HORSES in Port Alfred will be used to help those with psychological and physical disabilities overcome some of the hardships they endure.
The newly launched Healing Horses Therapeutic Riding Centre aims to help those suffering from diseases like multiple sclerosis, cerebral palsy and Down syndrome.
For Jann Webb, 54, the opening of the centre is the realisation of a lifelong dream.
Webb, of Three Sisters Horse Trails, said that after months of research she had finally been able to bring the idea to life.
Therapeutic horse riding was a combination of sport, recreation and education and held many benefits for individ- uals with physical, cognitive or psychological disabilities, she said.
Webb, who has more than 20 years of experience with horses, said the programme was due to start next month and was open to people from five years of age.
“I am really excited about this. I have talked, prayed and thought about it for so long and . . . I can’t wait to get the ball rolling,” Webb said.
“They have these programmes in other areas and there are proven results.
“This is going to evolve [how] people view therapy, in ways we can’t even imagine right now, but I know the possibilities are endless.”
Webb, who is yet to obtain a Riding Develops Abilities (RDA) instructor qualifica- tion, said the programme would help with confidence while also developing a sense of freedom.
“We have just started out and have not yet obtained all the necessary equipment, but we will assess each person based on the individual.
“We have calm and friendly horses on our farm which work patiently with people, and especially with children.
“The movement of the horse allows the rider’s muscles to be stimulated and ensures that the person’s emotional and physical wellbeing is taken care of.”
Born with cerebral palsy, Tamsin Mbatha-Bouwer, 19, of Port Alfred, learnt to walk through therapeutic riding when growing up in Pretoria.
“Horse riding has always been a part of my life and due to my disability I learnt to walk independently at the age of six,” she said.
“I think had I not been exposed to horse riding my life might have been very different. When I am on the horse, riding, no one can tell that I have a disability.”

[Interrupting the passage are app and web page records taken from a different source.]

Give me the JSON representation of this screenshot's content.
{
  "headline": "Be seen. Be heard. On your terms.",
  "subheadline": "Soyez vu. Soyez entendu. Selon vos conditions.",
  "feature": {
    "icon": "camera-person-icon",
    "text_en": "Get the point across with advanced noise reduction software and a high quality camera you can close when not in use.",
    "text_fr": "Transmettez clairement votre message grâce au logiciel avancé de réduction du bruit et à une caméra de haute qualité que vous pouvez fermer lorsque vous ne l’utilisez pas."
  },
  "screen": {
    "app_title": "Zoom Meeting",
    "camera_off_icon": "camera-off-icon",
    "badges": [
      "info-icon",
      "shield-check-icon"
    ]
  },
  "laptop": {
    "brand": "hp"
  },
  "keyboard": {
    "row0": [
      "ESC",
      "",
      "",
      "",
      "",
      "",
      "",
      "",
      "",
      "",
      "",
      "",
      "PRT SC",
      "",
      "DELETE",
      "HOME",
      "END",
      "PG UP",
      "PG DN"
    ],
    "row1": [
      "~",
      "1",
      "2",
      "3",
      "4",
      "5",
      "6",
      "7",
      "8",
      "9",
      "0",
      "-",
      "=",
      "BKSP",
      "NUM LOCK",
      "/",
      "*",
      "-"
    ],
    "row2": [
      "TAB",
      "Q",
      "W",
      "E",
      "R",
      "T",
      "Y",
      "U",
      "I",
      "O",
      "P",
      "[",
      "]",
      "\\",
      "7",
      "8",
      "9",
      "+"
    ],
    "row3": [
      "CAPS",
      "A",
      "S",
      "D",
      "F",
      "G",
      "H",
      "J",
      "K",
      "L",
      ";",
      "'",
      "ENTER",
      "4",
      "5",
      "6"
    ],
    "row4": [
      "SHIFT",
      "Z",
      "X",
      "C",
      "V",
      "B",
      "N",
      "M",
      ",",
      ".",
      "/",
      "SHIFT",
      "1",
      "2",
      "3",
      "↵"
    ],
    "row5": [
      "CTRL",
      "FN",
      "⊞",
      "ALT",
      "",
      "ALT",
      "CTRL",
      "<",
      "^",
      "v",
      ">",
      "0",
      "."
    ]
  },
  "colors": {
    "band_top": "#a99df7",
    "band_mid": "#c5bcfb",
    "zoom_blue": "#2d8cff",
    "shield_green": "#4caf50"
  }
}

Mbatha-Bower was selected to train in Europe as a dressage rider (the highest expression of horse training) to represent South Africa in the 2016 Rio Paralympics.
Sheena Ferguson, a qualified RDA instructor with more than 20 years’ experience in Australia, will be volunteering her services at the farm.
Healing Horses is a nonprofit organisation and those taking part in the therapy will not have to pay.
RIDING HIGH: Tamsin Mbatha-Bouwer proves that nothing is impossible